OS: How has your voice changed since early on in your career? How would you like it to progress more?

MH: I feel like I’ve learned that less is more. Early in my career, when I first learned to belt, I wanted to use my belt all the time. I thought that volume was power, and completely missed the mark on delivery. It took me sitting and listening to song after song of incredible vocalists to understand the importance of dynamics, emotion and phrasing. Because of that, I incorporated a softer tone in my voice, learned to utilize my head voice sound and learned how to think more about the delivery of the SONG than the sound of my voice. My goal is to continue to get better, to become more refined in delivering my songs. I feel like you’re never really “there” you know? There’s always more to learn.

OS: Your most recent EP, The Living Room Sessions, is a collection of acoustic versions of songs from your full-length album, Worth The Fight. What was your favorite part of that project?

MH: I wanted to do a project that would showcase my string quartet the same way I do in live shows, so the production on The Living Room Sessions is only piano, string quartet and vocal. My favorite part about creating this was the challenge that came behind taking songs that were fully produced and stripping them down. I had to learn to be OK with the fact that they sounded so bare and so open. It really revitalized each of those songs for me (I had been carrying around some of them for two years) and I found a new way to love each of them.

OS: Of all your songs, which is the most rewarding for you to sing?

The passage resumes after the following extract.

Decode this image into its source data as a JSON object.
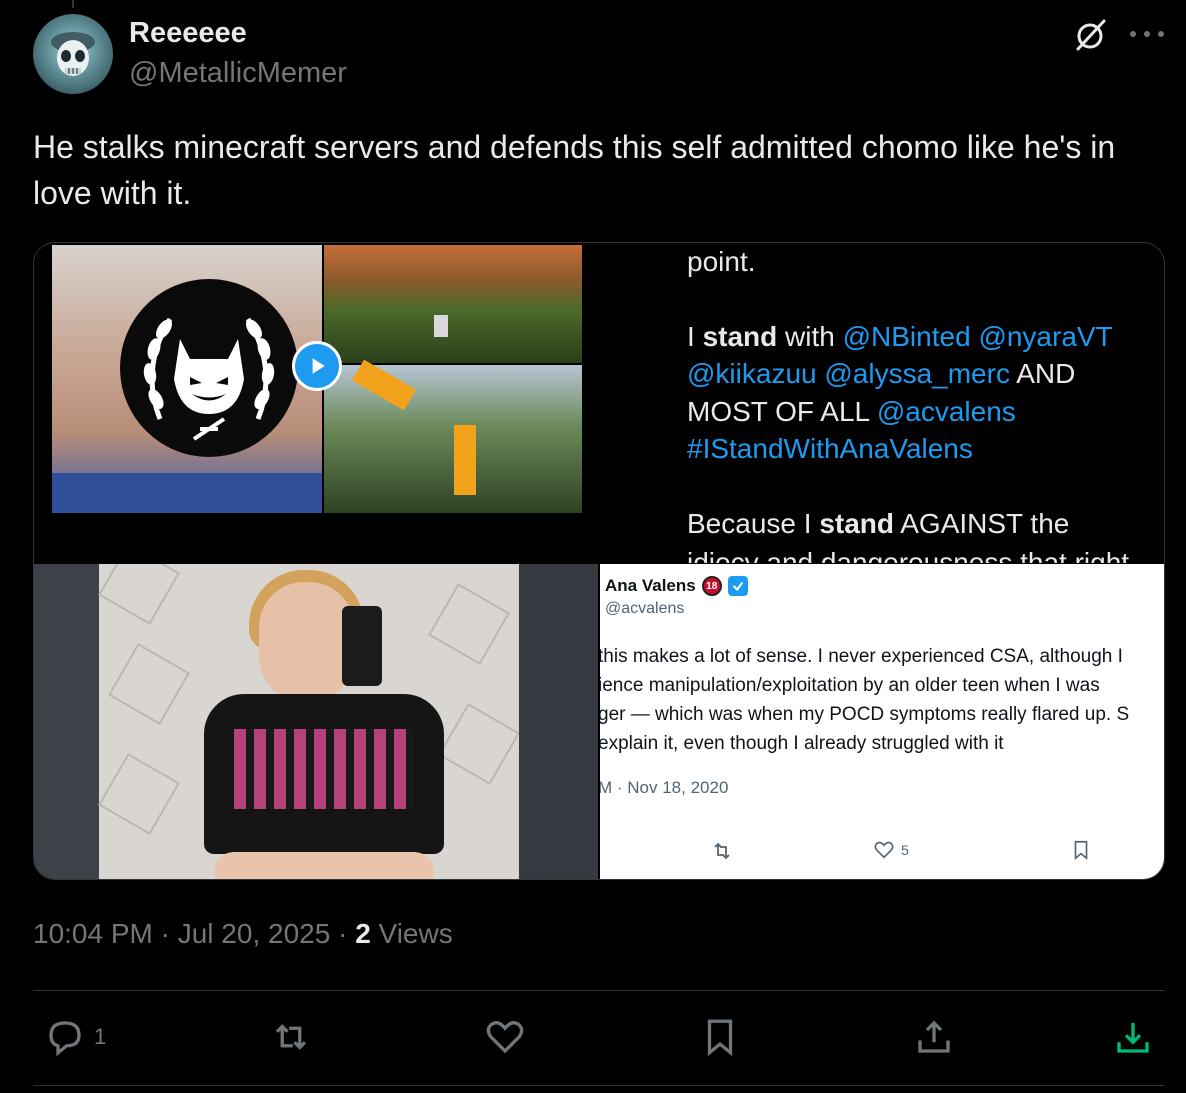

MH: Each of my songs feels like one of my children, so it’ very hard for me to pick one that is my favorite… Actually, the one I feel most invested in and connected to when I perform isn’t one of my “fun” ones, it’s one of my most heartbreaking ones. “Over You” is the last track on my record, and I wrote it at the end of a long, drawn out breakup. Every time I sing this song, I am taken back to the exact moment I wrote it. I am able to lay my heart out in front of the audience, and allow them to experience what I went through when I wrote the song. While it’s draining, it’s extremely rewarding because it’s such an intimate way to connect with a past experience.

OS: If you could duet with any one singer, dead or alive, who would it be and why?

MH: Hands down, John Mayer. I love his voice, I love his writing style, I love his delivery. It would be an absolute honor to sing with him. I actually had a dream about a year ago that I had a co-writing session with him, and woke up desperately trying to remember the song we wrote. Unfortunately, I lost it. :)

Make sure to check out Marie’s profile on OurStage, as well as her Web site www.MarieHines.com!